A report by the European Tour Operators Association (ETOA) shows that countries who host the Olympics suffer from a drop in tourism growth in the years surrounding the event. There is no long-term boost to tourism, as has been widely asserted.
In the case of Australia, a trend of over 10% growth in visitor arrivals turned into a decline two years before the Sydney Olympics. The stagnation persisted for more than two years after.
By comparison, New Zealand experienced steadily improving tourism growth throughout the past decade. This too is shown in the chart below. In the five years prior to the Olympics, Australia’s and New Zealand’s tourism was growing at the same rate but Australia’s growth lost ground significantly straight after the Olympics.
A similar ‘Olympic Effect’ is also apparent for four out of the last five Olympics - in Sydney 2000, Atlanta 1996, Barcelona 1992 and Seoul 1988 (below).
With regard to Athens, official statistics for the years after the Games are not yet available. However the pattern appears to be the same. In 2002, two years before the Olympics, arrivals in Greece were 8.2% up on the previous year but in 2003, numbers fell by 1.5%. This decline continued until the first part of 2004. One month before the start of the Games, visitor arrivals were 12% down.

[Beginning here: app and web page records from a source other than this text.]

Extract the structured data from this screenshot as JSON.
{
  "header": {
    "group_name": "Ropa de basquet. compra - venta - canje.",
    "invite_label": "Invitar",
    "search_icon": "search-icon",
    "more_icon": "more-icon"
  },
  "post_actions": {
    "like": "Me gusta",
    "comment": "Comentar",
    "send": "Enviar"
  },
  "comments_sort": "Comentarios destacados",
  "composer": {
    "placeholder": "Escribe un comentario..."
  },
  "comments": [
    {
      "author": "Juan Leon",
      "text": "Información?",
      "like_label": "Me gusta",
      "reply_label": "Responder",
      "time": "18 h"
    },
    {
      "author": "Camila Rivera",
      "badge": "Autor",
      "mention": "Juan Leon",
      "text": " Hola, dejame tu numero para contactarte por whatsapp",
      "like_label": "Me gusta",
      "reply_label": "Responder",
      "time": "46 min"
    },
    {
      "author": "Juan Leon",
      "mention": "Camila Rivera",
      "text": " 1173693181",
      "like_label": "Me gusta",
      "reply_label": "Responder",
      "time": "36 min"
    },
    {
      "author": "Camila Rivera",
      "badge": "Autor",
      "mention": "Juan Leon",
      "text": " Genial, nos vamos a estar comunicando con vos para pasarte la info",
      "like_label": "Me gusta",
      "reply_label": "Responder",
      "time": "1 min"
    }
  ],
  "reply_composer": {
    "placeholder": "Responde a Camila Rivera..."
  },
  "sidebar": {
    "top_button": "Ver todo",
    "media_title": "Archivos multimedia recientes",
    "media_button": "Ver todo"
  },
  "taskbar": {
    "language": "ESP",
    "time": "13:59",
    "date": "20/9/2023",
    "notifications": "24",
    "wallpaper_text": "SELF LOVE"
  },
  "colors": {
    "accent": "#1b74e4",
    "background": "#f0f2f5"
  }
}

Whilst ETOA’s findings are at odds with a number of other studies that proclaim the tourism benefits of hosting the Olympics, ETOA points out that many of the prior reports have been based on aggregated opinion looking forward to the future rather than on objective fact, looking back on past experience and have been funded by organizations wishing to promote the Games.
The International Olympic Committee’s claims about media exposure have been hyperbolic too. IOC President, Jacques Rogge said on CBS in October 2004 that the total cumulative world television audience - with viewers counted each time they watched - was around 40 billion for the Athens Olympics.
Such numbers do not stand up to scrutiny. There are roughly 6.5 billion people on the planet. Of these, 1.6 billion have no access to electricity and a further 400m are less than 5 years old. To achieve a cumulative audience of 40 billion involves nearly 3 billion people (or 60% of the available world) watching every single day of the games.
Detailed viewing data from the IOC itself for Sydney suggest that the total number watching “peak time” was 280 million people. Even if this number is multiplied up by the number of days the games is open, the audience size would only be a tenth of that claimed by enthusaists.
ETOA’s research also disproves claims that the beneficial impact of the Olympics needs to be measured over a longer period of time. Taking Barcelona as an example, longer-term tourism growth since the Games has been outstripped by other comparable European cities, such as Prague and Dublin.
Tom Jenkins, Executive Director, ETOA said: “These findings may seem surprising because during the Games the city’s hotels are full. But this situation is short-lived. Olympic visitors tend not to be big consumers of sightseeing excursions; neither are they committed visitors to museums, historic monuments and other classic tourist attractions.”
He continued: “The presence of the Olympics deters regular tourists: they perceive that the city will be full, disrupted, congested and over-priced. A reduction in the numbers of regular tourists halts the conveyor belt of satisfied customers bringing more visitors. “The word of mouth” falls silent. In theory this should be replaced by an eager television audience. In practice it is not.”
ETOA has identified various measures required to mitigate the potentially damaging impact of the Olympics on tourism and is demanding a coordinated, government-backed strategy, including:
—A commitment not to burden the tourism industry with any additional tax
—A national marketing campaign with an appropriate budget to smooth out the inevitable post Olympic dip
—Specific communication to make the point that London is able to absorb the Games without difficulty and that it will be open for tourist business as usual throughout 2012
—Initiatives and marketing communication in the years running up to the Games to counteract fears that London will be full, over-priced or ‘otherwise engaged’, possibly detailing how much is open and the bargains available
—Arrangements to give ‘Olympic visitors’ a full tourism experience whilst they are in the UK for the Games
Tom Jenkins concluded: “The Olympic Games do not turn tourists into sports fans or sports fans into tourists. Locations such as Wembley (Soccer), Wimbledon (Tennis) and Kennington (Cricket) are not non-sporting tourist destinations; they are not and will not become centres of tourism.
London is a great tourist city. Action must be taken to ensure its continued growth is not disrupted by the Olympics.”